Return each line of the data below that contains the string "Active".
# # # # #
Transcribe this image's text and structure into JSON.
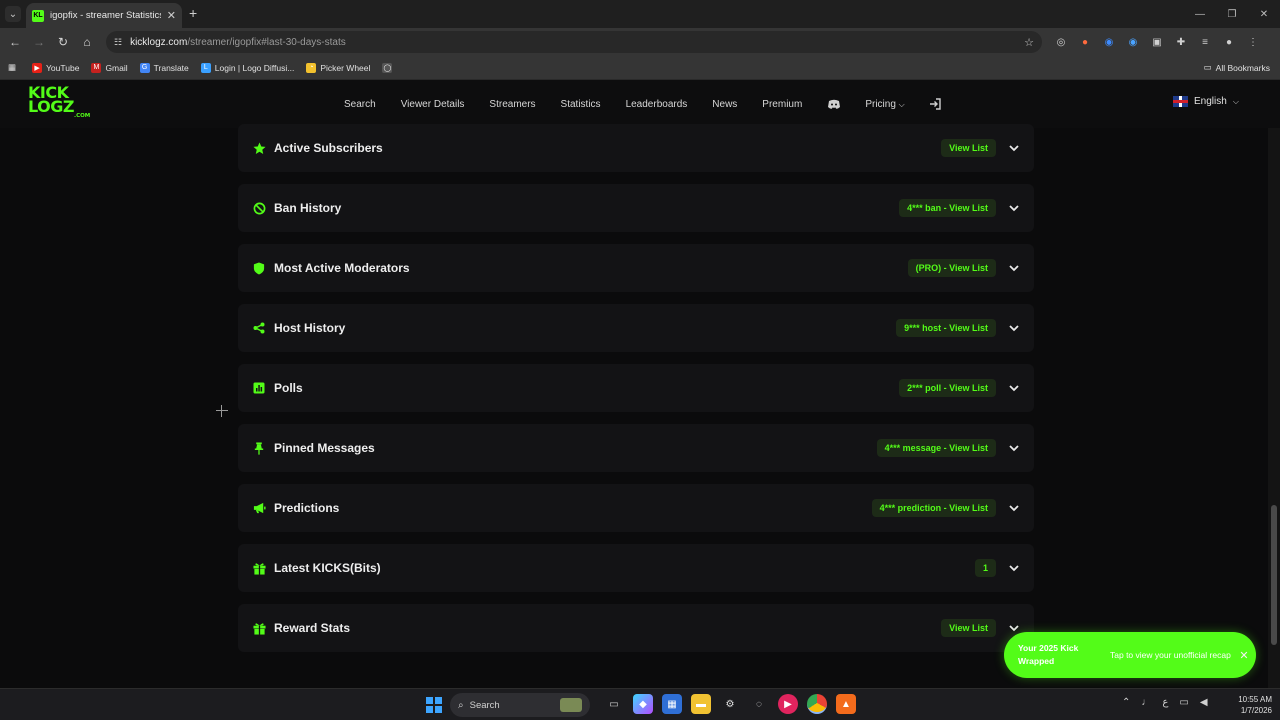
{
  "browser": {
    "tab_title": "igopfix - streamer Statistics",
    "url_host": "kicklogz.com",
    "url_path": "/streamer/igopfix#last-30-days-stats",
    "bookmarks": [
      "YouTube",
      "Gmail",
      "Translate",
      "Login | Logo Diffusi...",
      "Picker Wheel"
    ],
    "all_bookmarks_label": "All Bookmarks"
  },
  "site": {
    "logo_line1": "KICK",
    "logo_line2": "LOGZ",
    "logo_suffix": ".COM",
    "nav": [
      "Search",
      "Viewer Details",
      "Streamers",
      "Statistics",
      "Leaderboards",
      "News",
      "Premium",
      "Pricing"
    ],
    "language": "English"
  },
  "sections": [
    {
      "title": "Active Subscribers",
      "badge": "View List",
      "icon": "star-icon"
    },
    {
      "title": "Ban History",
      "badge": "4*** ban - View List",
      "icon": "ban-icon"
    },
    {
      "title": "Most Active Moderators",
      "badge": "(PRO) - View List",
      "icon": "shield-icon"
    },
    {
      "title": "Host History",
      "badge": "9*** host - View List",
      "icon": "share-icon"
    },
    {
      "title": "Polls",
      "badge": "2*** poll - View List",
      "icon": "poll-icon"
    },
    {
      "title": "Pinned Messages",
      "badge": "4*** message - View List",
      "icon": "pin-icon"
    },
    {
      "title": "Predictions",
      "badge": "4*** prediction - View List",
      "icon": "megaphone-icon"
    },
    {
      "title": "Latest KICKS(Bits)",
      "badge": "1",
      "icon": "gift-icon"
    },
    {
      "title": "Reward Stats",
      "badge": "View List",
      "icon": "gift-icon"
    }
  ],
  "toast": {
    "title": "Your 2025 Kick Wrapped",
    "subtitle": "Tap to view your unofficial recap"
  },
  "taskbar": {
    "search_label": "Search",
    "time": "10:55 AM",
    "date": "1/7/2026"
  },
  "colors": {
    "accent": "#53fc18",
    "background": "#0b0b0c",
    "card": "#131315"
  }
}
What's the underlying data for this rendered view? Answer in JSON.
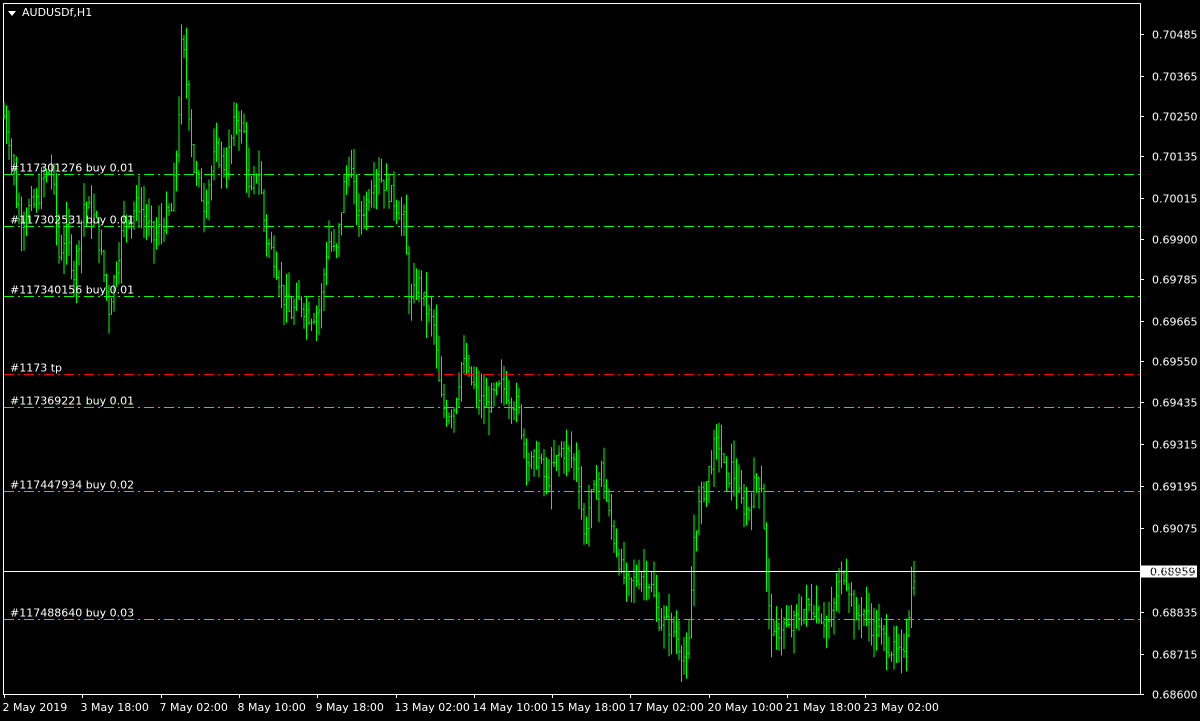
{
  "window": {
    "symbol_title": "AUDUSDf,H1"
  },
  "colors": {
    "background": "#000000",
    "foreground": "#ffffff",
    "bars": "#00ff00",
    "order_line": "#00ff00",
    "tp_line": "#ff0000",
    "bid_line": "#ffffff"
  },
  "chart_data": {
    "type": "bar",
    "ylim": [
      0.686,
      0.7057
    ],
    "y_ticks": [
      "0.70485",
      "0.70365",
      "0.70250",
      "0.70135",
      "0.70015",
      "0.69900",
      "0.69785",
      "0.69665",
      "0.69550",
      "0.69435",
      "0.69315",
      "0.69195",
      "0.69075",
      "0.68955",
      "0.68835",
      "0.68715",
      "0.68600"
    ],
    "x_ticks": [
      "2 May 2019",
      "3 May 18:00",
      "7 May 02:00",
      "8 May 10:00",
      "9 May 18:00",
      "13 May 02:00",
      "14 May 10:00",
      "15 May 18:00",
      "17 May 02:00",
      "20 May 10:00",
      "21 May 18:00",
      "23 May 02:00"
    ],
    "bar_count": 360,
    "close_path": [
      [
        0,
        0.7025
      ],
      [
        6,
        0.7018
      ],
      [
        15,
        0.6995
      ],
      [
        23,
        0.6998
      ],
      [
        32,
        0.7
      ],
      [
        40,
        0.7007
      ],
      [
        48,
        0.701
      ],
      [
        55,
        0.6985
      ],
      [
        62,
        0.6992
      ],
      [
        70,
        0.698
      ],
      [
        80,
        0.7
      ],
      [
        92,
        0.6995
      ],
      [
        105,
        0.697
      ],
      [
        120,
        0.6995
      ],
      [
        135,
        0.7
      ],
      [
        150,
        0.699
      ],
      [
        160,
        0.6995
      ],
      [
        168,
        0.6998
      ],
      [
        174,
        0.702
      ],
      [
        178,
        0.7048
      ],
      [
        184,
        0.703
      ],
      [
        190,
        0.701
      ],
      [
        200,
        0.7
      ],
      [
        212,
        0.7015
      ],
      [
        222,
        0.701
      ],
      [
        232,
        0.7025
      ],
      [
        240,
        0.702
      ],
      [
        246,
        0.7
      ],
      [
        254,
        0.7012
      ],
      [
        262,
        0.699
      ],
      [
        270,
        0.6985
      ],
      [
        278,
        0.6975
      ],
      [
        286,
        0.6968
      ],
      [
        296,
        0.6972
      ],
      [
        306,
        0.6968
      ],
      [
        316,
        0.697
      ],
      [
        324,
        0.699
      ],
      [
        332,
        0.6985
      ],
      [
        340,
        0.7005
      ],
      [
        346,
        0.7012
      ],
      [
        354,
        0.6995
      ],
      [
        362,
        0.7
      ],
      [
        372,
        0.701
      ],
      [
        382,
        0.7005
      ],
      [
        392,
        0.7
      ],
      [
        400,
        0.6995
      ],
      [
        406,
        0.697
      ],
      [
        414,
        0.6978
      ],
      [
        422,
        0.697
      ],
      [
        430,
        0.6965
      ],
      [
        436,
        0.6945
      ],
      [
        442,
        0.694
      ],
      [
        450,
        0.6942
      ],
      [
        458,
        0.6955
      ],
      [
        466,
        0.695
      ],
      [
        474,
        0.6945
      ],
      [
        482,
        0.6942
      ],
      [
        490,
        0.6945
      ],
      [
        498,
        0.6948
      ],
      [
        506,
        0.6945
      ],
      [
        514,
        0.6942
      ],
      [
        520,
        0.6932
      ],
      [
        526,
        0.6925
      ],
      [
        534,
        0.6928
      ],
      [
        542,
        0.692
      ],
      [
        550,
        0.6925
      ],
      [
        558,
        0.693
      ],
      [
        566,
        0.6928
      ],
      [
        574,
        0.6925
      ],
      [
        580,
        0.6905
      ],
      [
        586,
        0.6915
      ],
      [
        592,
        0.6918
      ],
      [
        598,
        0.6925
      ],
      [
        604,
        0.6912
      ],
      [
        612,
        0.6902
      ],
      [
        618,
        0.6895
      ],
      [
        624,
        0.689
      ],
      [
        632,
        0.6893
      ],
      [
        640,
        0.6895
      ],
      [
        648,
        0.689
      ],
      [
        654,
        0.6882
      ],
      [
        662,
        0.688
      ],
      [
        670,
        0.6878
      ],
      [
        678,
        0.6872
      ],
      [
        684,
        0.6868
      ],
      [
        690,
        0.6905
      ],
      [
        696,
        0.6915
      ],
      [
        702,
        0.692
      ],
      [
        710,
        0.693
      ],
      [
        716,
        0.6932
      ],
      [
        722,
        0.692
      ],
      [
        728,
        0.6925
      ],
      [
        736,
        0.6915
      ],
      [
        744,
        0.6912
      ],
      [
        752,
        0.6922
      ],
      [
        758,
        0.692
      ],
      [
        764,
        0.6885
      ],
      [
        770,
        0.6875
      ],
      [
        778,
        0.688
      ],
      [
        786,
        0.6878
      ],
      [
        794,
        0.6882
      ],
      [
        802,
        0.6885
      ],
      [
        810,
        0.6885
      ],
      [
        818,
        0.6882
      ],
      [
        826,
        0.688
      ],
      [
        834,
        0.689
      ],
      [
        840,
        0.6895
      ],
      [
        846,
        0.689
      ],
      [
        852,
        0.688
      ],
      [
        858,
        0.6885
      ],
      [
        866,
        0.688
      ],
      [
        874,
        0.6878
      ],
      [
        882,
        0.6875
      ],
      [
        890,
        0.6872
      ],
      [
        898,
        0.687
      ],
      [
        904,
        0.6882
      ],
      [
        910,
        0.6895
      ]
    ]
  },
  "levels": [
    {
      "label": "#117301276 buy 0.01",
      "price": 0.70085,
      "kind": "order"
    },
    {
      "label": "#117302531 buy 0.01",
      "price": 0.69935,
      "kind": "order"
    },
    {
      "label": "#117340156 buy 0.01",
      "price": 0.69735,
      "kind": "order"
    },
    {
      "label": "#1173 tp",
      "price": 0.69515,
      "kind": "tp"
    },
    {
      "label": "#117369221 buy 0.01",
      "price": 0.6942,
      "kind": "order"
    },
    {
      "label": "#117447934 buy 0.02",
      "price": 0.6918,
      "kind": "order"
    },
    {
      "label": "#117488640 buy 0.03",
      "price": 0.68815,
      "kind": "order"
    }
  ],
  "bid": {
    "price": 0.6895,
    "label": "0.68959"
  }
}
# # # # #
Response area -
      "title": "Active Subscribers",
      "title": "Most Active Moderators",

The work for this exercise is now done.